Headway Basingstoke respects the right of all service users and employees to principles of confidentiality. All Headway staff and volunteers have a duty to keep confidential any information they learn about service users and not disclose information without permission, other than in exceptional circumstances.
Headway has a duty of care to protect staff, volunteers and service users and to act in their best interests at all times.
Headway believes that there might be occasions when it could be responsible to breach confidentiality for example:
1. With client’s consent.
2. When the service user is not ‘competent’ to give consent and to disclose information is deemed to be in their best interest.
3. Disclose to colleagues – when the disclosure is considered to be necessary in the public interest or in the best interest of the service user.
4. Statutory duty – e.g. drug misuse, or disclosure is required by law or by order of the court.
5. If the psychological, social or physical wellbeing of the service user or a ‘minor’ might be at risk.
Confidentiality should only be broken in exceptional circumstances and should only occur after careful consideration that the action can be justified.
Headway staff should consider the safety of all service users and volunteers when handling potentially harmful confidential information and if required seek further advice from the Board of Trustees.
Headway staff should ensure that all service users and volunteers have access to and are aware of this statement and to ensure that safeguards are in place to protect the interests of service users and volunteers.

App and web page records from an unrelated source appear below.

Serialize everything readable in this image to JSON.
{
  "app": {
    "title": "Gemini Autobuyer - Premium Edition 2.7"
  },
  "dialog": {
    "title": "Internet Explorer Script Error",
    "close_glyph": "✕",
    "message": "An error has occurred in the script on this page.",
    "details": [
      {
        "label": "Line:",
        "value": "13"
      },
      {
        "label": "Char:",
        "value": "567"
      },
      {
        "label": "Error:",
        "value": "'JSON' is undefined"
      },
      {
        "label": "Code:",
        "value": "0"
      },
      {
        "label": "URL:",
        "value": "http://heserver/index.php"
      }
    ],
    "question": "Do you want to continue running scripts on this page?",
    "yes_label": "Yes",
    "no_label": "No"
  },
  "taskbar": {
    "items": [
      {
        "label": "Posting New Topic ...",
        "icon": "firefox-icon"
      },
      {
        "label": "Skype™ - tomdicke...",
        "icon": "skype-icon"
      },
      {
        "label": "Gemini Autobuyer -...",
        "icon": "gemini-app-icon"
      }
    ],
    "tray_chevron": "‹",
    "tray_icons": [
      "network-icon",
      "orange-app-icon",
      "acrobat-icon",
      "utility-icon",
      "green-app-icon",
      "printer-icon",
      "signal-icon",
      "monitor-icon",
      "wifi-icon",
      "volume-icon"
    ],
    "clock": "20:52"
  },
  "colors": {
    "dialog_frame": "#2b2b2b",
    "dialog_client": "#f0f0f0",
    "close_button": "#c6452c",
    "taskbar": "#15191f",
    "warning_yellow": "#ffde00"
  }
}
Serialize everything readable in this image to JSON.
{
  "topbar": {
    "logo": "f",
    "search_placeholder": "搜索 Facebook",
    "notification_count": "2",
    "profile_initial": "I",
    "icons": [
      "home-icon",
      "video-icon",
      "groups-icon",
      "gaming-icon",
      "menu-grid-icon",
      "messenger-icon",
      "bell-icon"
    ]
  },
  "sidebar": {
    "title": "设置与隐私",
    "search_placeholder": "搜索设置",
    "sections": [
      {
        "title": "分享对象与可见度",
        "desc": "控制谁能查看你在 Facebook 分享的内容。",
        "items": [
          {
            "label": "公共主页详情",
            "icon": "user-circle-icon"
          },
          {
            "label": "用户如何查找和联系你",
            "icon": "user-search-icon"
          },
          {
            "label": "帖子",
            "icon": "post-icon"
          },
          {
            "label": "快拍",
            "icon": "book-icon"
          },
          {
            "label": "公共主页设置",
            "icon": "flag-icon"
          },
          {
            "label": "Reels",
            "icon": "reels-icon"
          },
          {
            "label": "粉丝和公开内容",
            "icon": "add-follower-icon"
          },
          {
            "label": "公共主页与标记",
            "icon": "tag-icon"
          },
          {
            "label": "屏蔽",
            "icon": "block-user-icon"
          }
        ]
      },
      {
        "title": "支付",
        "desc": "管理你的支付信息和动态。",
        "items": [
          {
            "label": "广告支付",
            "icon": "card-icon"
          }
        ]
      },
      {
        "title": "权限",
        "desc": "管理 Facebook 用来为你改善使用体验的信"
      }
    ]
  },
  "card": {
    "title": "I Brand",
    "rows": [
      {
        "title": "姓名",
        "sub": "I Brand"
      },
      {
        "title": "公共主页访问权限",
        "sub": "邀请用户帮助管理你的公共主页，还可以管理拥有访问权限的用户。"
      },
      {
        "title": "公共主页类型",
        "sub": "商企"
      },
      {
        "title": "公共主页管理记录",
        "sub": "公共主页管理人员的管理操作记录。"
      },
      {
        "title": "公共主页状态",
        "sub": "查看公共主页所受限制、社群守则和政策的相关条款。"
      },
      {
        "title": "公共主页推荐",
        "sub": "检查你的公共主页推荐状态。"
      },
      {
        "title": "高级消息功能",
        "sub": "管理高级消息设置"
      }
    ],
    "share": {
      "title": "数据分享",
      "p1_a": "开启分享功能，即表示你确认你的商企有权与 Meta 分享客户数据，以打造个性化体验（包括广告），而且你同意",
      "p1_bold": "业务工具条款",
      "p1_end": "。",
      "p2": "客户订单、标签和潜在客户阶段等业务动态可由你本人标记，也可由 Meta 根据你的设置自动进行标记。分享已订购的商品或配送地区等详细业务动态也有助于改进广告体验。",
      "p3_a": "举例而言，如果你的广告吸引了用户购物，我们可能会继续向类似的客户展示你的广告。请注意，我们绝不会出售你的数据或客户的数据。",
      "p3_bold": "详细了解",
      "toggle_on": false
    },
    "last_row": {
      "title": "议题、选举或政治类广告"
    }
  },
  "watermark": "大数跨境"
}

Headway staff need to adhere to this policy and to seek the guidance/advice from the manager or senior person where required.
Rare situations may arise which give rise to exceptions to the duty of confidentiality where confidential information may relate to: a) Harm to other service users or b) harm to the person sharing confidence. In such circumstances Headway reserves the right for staff to break their duty of confidentiality and to take the information to a senior member of staff.
In such rare circumstances:
1. The relevant service user will be informed of the position, and full details will be discussed with the service user.
2. Appropriate notes will be made in the care plan and these notes will be open to inspection by the service user.
3. The information will only be given to those who absolutely need to know the wider issues of confidentiality of that information will apply.
4. The service user will be free to make a complaint through Headway Complaints Procedure.
New and prospective service users should be given a copy of this confidentiality statement on initial assessment. Every effort should be made by staff to ensure that all users fully understand the implications of this statement. Staff performing an initial assessment should ensure that the new service user understands and has read the following statement:
To help us make an assessment of your needs, we will need to ask personal information about your circumstances and to record information. We will not share this information with anyone without your agreement and it will be kept in a confidential file, which will be kept locked in a filing cabinet. Only Headway staff with permission to see the file will have access to it. Headway will record in the file, on a regular basis, information relevant to your placement and will pass on information relevant to your day to day support to your keyworker. You may have access to your records at any time to see what is actually being recorded.
It is Headway’s policy that all information we receive about or from service users is confidential and that only those people who need to know the information will have access to it.
Headway will always ask your permission before we share information service users have given us with anyone else. In certain circumstances, however, we may need to share information, in your best interests, and reserve the right to do so.
Request for Information
Headway will not provide information to relatives, spouses, friends, carers or advocates without the consent of the individual service user concerned. All enquiries for information, even if they are close relatives, should be referred back to the service user or their permission sought before disclosure. Relatives, spouses, friends, carers or advocates need to be aware of this policy.
In certain circumstances staff may be asked for reports by insurance companies, solicitors, or employees for example. Before providing any such information, written consent from the service user is required and staff must never divulge information without consent unless obliged to by law.
Headway Basingstoke does not comment on any local and national media enquiries but refers them to Luke Griggs, Director of Communications at Headway – the brain injury association.
Human Rights Act
The Human Rights Act 1998 Article 8 (Right to respect for Private and Family Life) states:
1. Everyone has the right to respect for their private family life, their home and their correspondence.
2. There shall be no interference by a public authority with the exercise of this right except such as in accordance with the law necessary in a democratic society in the interests of national security, public safety or the economic wellbeing of the country, for the prevention of disorder of crime, for the protection of health or morals, or for the protection of the rights and freedom of others.